It's weird having this new skin, isn't it? The question I dread the most from new people that I meet is "Do you have any children?". If I answer "no", I feel like I'm betraying my daughter, but if I answer "yes, but she was stillborn", then I open this whole can of worms that isn't usually appropriate. Appropriate? What does that mean, anyway? Sometimes I'm sick of tiptoeing around it just for the sake of politeness. I suppose one day this new skin will feel so natural that we won't notice it anymore, but it's been 15 months for me and it still feels pretty raw sometimes. (((Big hug))) At least all of us other "mutants" can understand how it feels...

deadbabymama said...

You will always carry this around with you, but how it feels to do that will change. There will be a time when you don't think about "THIS" whenever you meet someone. You may learn to care less about what people think, or maybe just to care less that you care. (did that make sense?) You will have your life back, a different life, but a life just the same and I can already see you building it. You will have you back, again a different you but it will be you, I can see that taking shape as well. I think that mb is right about mourning our old selves, we are mourning our old lives, our senses of hope and wonder, our comfortable ignorance and all kinds of things that are gone from us. But after awhile the mourning does end (unless we hang on and cultivate it beyond what we should do, and you are not there) and we find our new selves and our new lives and new hopes and comforts. The purple elephant gets smaller and becomes able to carry itself, it stands more politely at the edge of the room and sometimes it leaves and goes to a different room. I'm not sure if it leaves the house yet, I kind of doubt it, but I can live with that.

NervousKitty said...

I'm sorry, Catherine. I can relate so much to what you're saying. For me, I hate the idea of people talking about it when I'm not there - I don't know why. I don't want anyone to feel sorry for me, for some reason.

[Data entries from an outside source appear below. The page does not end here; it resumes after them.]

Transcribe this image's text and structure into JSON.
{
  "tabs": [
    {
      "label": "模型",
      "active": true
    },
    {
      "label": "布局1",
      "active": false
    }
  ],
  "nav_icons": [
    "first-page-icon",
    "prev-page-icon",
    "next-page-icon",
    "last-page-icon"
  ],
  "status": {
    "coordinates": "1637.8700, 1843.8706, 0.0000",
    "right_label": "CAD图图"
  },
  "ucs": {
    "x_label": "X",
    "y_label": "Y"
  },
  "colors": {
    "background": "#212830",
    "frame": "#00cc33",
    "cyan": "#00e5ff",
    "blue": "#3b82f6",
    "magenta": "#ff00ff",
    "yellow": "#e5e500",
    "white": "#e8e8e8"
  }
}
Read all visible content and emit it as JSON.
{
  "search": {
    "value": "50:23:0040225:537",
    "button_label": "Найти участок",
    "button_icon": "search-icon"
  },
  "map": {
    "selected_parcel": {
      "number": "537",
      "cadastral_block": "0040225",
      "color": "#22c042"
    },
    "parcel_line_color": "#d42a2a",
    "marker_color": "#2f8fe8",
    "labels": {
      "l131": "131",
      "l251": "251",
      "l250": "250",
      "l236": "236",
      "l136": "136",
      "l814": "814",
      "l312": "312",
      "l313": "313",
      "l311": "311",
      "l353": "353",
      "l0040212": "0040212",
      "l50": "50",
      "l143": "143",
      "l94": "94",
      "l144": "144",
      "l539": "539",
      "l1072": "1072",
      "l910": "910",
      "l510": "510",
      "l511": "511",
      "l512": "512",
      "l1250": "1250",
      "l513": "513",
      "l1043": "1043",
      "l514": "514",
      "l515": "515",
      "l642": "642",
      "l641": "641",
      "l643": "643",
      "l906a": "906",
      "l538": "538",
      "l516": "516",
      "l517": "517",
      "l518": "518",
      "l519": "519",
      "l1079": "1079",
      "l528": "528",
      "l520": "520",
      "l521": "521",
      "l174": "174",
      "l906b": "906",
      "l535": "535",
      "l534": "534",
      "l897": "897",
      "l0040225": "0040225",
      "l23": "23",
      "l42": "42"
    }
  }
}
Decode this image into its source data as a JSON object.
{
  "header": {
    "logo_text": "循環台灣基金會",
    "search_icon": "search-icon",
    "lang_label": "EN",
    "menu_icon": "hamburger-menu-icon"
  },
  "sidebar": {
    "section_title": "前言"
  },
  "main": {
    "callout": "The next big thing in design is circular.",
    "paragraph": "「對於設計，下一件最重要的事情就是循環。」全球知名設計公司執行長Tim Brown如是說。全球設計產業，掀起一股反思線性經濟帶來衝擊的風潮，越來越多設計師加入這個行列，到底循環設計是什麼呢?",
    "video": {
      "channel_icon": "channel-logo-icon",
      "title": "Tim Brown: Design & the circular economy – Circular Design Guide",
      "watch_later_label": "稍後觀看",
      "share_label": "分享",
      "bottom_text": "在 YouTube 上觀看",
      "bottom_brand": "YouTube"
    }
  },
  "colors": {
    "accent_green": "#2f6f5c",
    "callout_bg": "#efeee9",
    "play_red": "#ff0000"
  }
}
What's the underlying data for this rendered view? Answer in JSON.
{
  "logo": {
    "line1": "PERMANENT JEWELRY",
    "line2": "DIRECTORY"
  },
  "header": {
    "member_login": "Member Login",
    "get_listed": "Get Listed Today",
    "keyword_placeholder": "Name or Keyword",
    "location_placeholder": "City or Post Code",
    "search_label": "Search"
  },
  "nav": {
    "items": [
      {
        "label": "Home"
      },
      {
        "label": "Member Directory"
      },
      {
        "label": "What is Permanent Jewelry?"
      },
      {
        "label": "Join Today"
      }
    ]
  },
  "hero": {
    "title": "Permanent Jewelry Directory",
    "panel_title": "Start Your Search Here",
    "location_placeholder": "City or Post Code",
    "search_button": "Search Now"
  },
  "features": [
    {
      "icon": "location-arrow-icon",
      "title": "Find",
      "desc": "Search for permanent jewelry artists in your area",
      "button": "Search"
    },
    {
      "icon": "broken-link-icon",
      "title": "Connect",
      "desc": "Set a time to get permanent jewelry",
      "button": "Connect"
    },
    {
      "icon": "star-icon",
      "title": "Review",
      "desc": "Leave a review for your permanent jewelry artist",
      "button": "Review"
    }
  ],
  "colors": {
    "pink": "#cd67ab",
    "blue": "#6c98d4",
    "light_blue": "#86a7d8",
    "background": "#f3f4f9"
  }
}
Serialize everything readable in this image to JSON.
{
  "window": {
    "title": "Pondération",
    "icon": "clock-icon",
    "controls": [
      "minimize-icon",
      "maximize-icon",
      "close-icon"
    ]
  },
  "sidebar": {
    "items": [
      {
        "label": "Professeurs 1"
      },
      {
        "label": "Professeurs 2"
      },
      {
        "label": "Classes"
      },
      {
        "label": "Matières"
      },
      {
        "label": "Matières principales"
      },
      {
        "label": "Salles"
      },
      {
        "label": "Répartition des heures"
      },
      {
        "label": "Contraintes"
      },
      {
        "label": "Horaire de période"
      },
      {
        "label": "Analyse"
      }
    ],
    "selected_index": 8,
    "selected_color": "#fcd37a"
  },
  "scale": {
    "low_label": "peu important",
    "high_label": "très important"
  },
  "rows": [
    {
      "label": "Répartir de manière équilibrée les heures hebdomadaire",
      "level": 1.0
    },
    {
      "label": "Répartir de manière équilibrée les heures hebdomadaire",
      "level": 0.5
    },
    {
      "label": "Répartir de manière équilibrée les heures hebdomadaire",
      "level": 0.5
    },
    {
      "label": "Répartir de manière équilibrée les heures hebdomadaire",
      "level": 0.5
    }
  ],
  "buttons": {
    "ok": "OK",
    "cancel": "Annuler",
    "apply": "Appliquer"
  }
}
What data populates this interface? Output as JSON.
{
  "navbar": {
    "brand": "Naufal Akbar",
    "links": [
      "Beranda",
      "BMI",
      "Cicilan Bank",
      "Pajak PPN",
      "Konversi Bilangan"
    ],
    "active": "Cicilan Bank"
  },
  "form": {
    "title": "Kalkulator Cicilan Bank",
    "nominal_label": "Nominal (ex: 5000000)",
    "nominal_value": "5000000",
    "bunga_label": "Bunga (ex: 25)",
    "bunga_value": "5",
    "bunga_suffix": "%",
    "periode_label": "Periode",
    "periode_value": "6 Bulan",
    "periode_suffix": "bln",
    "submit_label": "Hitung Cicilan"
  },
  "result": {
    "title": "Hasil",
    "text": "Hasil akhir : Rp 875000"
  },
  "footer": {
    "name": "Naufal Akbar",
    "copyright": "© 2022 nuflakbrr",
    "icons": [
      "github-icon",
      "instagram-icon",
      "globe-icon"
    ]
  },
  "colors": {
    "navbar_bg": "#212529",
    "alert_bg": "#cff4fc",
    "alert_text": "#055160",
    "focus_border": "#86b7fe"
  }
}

I hope we can all find some remnants of who we used to be, someday.